**PROBLEM DETAILS**
Spot each line in the records below where the word "months" occurs, then copy it.

**PROVIDED RECORDS**

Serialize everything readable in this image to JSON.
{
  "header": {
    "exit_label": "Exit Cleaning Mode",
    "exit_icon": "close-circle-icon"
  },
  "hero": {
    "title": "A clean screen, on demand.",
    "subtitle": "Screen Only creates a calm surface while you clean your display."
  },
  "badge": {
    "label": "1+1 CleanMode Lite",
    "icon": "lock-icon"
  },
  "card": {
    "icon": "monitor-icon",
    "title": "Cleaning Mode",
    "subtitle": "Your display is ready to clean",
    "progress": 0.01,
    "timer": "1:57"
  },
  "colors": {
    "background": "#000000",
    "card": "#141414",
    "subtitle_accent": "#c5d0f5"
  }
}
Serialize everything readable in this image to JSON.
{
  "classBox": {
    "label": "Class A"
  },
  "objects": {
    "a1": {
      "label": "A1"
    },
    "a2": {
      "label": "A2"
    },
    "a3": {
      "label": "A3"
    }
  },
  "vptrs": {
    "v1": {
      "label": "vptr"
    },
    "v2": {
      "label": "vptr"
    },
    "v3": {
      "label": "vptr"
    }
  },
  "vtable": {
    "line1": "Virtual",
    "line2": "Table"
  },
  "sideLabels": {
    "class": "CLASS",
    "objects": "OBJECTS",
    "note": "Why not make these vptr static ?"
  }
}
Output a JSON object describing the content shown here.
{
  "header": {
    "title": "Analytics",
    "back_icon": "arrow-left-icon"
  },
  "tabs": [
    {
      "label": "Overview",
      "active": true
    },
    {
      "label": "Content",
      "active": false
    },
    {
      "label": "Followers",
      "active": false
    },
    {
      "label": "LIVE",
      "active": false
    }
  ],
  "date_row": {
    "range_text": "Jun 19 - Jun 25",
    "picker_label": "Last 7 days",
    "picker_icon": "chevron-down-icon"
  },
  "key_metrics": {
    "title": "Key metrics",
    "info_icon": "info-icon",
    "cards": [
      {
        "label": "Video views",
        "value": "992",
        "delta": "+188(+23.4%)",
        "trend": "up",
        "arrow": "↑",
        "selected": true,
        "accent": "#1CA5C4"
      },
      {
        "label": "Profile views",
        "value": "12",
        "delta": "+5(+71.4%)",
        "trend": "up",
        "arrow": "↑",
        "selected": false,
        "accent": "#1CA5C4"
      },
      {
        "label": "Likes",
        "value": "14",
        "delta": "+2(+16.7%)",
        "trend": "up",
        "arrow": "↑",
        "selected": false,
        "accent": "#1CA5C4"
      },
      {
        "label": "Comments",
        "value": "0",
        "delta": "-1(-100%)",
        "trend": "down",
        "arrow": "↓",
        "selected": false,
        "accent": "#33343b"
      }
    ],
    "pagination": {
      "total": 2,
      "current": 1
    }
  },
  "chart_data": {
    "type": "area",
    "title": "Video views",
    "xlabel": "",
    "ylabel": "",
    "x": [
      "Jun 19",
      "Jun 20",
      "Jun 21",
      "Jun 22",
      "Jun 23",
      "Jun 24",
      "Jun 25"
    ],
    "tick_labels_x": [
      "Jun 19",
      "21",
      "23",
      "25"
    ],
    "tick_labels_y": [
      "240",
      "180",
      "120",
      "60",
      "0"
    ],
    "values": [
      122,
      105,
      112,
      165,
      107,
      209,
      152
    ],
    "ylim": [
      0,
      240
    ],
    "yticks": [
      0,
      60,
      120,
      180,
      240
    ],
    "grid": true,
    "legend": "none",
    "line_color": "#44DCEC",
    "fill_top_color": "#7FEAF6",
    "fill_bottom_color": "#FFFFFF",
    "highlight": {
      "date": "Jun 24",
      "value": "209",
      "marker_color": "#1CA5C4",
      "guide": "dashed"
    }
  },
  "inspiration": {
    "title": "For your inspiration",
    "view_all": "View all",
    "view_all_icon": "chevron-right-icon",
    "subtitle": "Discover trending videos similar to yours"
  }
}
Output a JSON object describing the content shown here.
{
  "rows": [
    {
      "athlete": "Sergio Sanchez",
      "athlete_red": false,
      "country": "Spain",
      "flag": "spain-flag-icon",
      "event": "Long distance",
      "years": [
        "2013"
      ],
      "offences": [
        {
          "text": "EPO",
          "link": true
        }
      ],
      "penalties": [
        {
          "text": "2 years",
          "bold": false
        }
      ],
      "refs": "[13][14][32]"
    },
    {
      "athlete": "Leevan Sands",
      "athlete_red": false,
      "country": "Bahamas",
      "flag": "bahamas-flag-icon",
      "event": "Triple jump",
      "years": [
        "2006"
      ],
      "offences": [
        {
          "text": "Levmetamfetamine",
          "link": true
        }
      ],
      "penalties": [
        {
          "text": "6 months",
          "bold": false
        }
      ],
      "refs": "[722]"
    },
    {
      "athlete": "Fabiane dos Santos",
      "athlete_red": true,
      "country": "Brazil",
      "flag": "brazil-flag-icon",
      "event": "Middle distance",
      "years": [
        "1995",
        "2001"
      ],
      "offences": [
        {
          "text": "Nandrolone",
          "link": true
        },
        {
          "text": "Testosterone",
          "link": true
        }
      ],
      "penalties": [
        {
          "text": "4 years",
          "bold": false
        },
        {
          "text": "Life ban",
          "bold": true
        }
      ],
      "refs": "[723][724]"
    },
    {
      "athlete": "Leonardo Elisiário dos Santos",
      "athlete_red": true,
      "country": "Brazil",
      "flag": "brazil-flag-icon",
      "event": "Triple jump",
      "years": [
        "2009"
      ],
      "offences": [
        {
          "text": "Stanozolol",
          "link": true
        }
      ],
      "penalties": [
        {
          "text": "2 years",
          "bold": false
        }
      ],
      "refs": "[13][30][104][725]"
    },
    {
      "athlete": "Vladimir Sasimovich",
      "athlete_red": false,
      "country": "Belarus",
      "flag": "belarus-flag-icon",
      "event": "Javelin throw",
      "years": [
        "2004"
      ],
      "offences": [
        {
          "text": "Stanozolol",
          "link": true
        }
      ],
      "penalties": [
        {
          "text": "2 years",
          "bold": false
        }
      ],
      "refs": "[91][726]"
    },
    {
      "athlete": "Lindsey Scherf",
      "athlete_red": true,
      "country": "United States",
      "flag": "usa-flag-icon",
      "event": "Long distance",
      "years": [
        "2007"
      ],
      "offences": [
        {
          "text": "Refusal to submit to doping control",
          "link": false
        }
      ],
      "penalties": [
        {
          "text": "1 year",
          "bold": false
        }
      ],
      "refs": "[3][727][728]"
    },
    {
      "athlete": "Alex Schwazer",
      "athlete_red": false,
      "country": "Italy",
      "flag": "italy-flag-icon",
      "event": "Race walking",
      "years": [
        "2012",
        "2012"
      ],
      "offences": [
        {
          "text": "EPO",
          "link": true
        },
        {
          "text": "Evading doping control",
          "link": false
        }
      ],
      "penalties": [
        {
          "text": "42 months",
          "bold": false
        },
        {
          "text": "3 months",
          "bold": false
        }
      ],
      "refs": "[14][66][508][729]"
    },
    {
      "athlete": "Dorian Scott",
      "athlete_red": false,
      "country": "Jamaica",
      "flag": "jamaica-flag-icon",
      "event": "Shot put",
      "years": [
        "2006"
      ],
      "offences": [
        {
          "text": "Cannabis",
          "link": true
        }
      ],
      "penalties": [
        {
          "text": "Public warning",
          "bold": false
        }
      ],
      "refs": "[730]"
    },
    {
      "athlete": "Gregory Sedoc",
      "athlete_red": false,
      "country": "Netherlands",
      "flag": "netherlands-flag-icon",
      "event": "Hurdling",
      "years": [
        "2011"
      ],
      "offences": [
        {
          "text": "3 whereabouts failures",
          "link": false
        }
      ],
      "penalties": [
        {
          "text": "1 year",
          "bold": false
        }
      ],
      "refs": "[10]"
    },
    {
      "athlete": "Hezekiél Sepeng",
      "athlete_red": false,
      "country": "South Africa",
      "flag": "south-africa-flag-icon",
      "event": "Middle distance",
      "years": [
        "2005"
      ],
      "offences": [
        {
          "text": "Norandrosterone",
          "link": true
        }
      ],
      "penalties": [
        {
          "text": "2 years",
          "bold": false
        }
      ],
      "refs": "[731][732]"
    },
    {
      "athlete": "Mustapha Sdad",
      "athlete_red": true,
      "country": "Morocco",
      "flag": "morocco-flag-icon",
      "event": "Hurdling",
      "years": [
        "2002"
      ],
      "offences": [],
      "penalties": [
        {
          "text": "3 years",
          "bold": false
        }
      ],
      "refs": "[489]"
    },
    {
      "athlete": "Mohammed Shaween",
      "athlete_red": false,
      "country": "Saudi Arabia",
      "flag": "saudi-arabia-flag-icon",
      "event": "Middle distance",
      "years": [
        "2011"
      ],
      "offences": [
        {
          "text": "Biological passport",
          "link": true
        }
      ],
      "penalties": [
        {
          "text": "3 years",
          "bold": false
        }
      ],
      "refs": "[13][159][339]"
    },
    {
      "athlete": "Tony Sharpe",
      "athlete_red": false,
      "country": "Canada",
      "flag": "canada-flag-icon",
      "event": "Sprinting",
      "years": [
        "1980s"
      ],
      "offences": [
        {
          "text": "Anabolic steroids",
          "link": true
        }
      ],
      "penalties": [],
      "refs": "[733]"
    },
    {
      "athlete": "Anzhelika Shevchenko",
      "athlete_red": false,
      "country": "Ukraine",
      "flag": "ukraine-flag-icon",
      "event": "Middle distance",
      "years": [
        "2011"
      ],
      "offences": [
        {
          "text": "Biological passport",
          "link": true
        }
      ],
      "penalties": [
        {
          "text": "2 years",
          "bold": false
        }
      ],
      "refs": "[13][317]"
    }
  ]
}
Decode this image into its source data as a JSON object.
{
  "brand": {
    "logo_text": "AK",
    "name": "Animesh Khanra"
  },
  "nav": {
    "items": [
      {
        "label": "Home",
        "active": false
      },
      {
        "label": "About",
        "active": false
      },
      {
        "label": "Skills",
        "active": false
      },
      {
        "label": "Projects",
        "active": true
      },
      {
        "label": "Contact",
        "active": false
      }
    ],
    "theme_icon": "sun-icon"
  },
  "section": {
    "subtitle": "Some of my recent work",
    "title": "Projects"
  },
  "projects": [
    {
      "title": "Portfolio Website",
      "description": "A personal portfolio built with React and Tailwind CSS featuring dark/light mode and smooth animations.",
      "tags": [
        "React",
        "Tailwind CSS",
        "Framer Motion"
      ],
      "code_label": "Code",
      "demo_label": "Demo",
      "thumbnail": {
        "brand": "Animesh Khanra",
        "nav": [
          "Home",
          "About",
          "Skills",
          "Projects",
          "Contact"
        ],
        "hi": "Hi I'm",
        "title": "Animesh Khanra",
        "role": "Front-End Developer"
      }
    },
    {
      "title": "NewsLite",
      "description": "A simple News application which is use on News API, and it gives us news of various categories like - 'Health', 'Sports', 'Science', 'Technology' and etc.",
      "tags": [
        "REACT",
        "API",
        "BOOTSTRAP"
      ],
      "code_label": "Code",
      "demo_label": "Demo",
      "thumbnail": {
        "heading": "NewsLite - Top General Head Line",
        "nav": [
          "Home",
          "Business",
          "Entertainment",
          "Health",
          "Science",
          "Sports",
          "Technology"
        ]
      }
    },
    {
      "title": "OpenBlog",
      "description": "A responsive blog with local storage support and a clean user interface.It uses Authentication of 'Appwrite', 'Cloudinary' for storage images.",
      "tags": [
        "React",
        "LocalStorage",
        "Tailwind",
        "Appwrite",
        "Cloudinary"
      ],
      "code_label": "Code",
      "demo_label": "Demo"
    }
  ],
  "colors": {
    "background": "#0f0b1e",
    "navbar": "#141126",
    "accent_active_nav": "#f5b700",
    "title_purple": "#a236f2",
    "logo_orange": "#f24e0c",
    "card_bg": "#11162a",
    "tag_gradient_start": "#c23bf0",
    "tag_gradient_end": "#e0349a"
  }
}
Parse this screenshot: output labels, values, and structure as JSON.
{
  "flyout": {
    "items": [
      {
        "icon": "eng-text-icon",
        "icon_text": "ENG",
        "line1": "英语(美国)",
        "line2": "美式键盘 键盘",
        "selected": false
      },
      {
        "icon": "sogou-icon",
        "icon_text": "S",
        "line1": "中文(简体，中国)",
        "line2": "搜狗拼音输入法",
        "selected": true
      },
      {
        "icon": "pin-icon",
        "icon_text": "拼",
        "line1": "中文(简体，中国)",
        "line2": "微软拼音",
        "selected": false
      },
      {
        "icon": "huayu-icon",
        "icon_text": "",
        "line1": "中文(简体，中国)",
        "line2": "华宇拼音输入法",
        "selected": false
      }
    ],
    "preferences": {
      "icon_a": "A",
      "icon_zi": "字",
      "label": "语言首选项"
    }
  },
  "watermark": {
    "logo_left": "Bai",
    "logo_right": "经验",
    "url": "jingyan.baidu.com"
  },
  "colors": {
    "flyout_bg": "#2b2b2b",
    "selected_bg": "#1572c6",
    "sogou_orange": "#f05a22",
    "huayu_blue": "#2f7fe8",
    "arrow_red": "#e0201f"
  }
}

**COMPLETED TASK**
          "text": "6 months",
          "text": "42 months",
          "text": "3 months",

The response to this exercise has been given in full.